By Denise Carter and Daurice Kalfsbeek Smith
Board of Supervisors, Colusa County
As Supervisors in Colusa County, we encourage you to watch a short five-minute film on the devastating impacts we have seen this year in Colusa County as a result of the drought. The film can be watched here.
As the film suggests, we call on state and federal policy makers to make sure our communities never suffer like this again. We need more balanced policies on water that will prioritize water for farms, the people in our small disadvantaged communities, and the fish and wildlife that rely upon our farms and refuges for their food and safe haven.
To paint a picture of this year, 600 square miles of farmland was fallow this year on the west-side of the Sacramento Valley, which is more than 370,000 acres of farmland, nearly 80% of the total farmland in this service area. Colusa County, which is known for its amazing rice production and the environmental benefits it provides, had almost no rice planted this year as seen by the blue squares in the map below.
The 2020 and 2021 water years left California, and especially California agriculture, damaged and vulnerable.” A report by Daniel A. Sumner and William A. Matthews from the Department of Agricultural and Resource Economics at the University of California, Davis estimates that in the Sacramento Valley there will be:
- 14,300 jobs lost;
- $1.3 billion in lost economic value added;
- $732 million in lost labor income; and
- Supply chains are devastated.
In small rural communities, these are large and significant numbers that dramatically affect people and every aspect of our daily lives.
With the unprecedented dry year in the Sacramento River watershed, we need a more balanced approach for water policy. Please join us in seeking a more balanced water policy that will benefit Colusa County and the Sacramento Valley.

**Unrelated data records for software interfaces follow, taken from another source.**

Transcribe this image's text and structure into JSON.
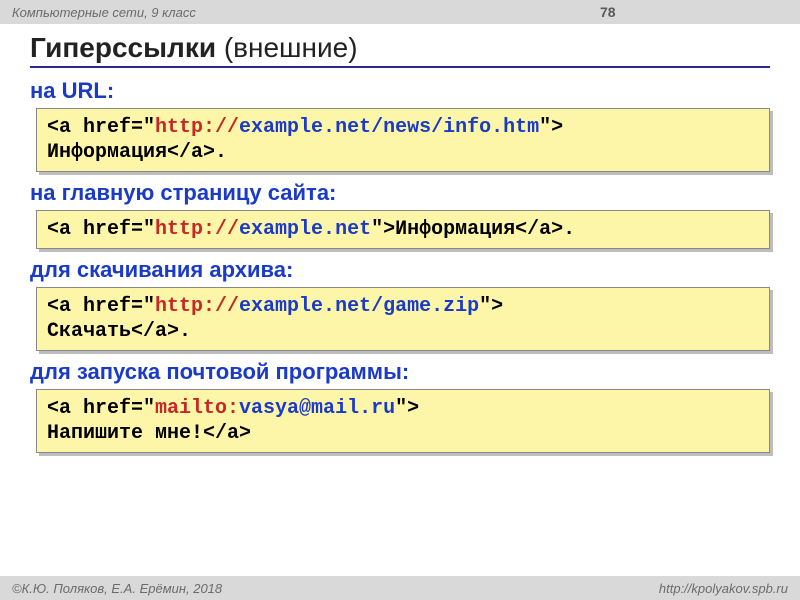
{
  "header": {
    "course": "Компьютерные сети, 9 класс",
    "page_number": "78"
  },
  "title": {
    "bold": "Гиперссылки",
    "rest": " (внешние)"
  },
  "sections": [
    {
      "label": "на URL:",
      "code": [
        {
          "t": "<a href=\"",
          "c": "c-black"
        },
        {
          "t": "http://",
          "c": "c-red"
        },
        {
          "t": "example.net/news/info.htm",
          "c": "c-blue"
        },
        {
          "t": "\">\nИнформация</a>.",
          "c": "c-black"
        }
      ]
    },
    {
      "label": "на главную страницу сайта:",
      "code": [
        {
          "t": "<a href=\"",
          "c": "c-black"
        },
        {
          "t": "http://",
          "c": "c-red"
        },
        {
          "t": "example.net",
          "c": "c-blue"
        },
        {
          "t": "\">Информация</a>.",
          "c": "c-black"
        }
      ]
    },
    {
      "label": "для скачивания архива:",
      "code": [
        {
          "t": "<a href=\"",
          "c": "c-black"
        },
        {
          "t": "http://",
          "c": "c-red"
        },
        {
          "t": "example.net/game.zip",
          "c": "c-blue"
        },
        {
          "t": "\">\nСкачать</a>.",
          "c": "c-black"
        }
      ]
    },
    {
      "label": "для запуска почтовой программы:",
      "code": [
        {
          "t": "<a href=\"",
          "c": "c-black"
        },
        {
          "t": "mailto:",
          "c": "c-red"
        },
        {
          "t": "vasya@mail.ru",
          "c": "c-blue"
        },
        {
          "t": "\">\nНапишите мне!</a>",
          "c": "c-black"
        }
      ]
    }
  ],
  "footer": {
    "left": "©К.Ю. Поляков, Е.А. Ерёмин, 2018",
    "right": "http://kpolyakov.spb.ru"
  }
}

Water and the people it support are vital to our communities and farming, which supports the essential economy and the environment in the Sacramento Valley.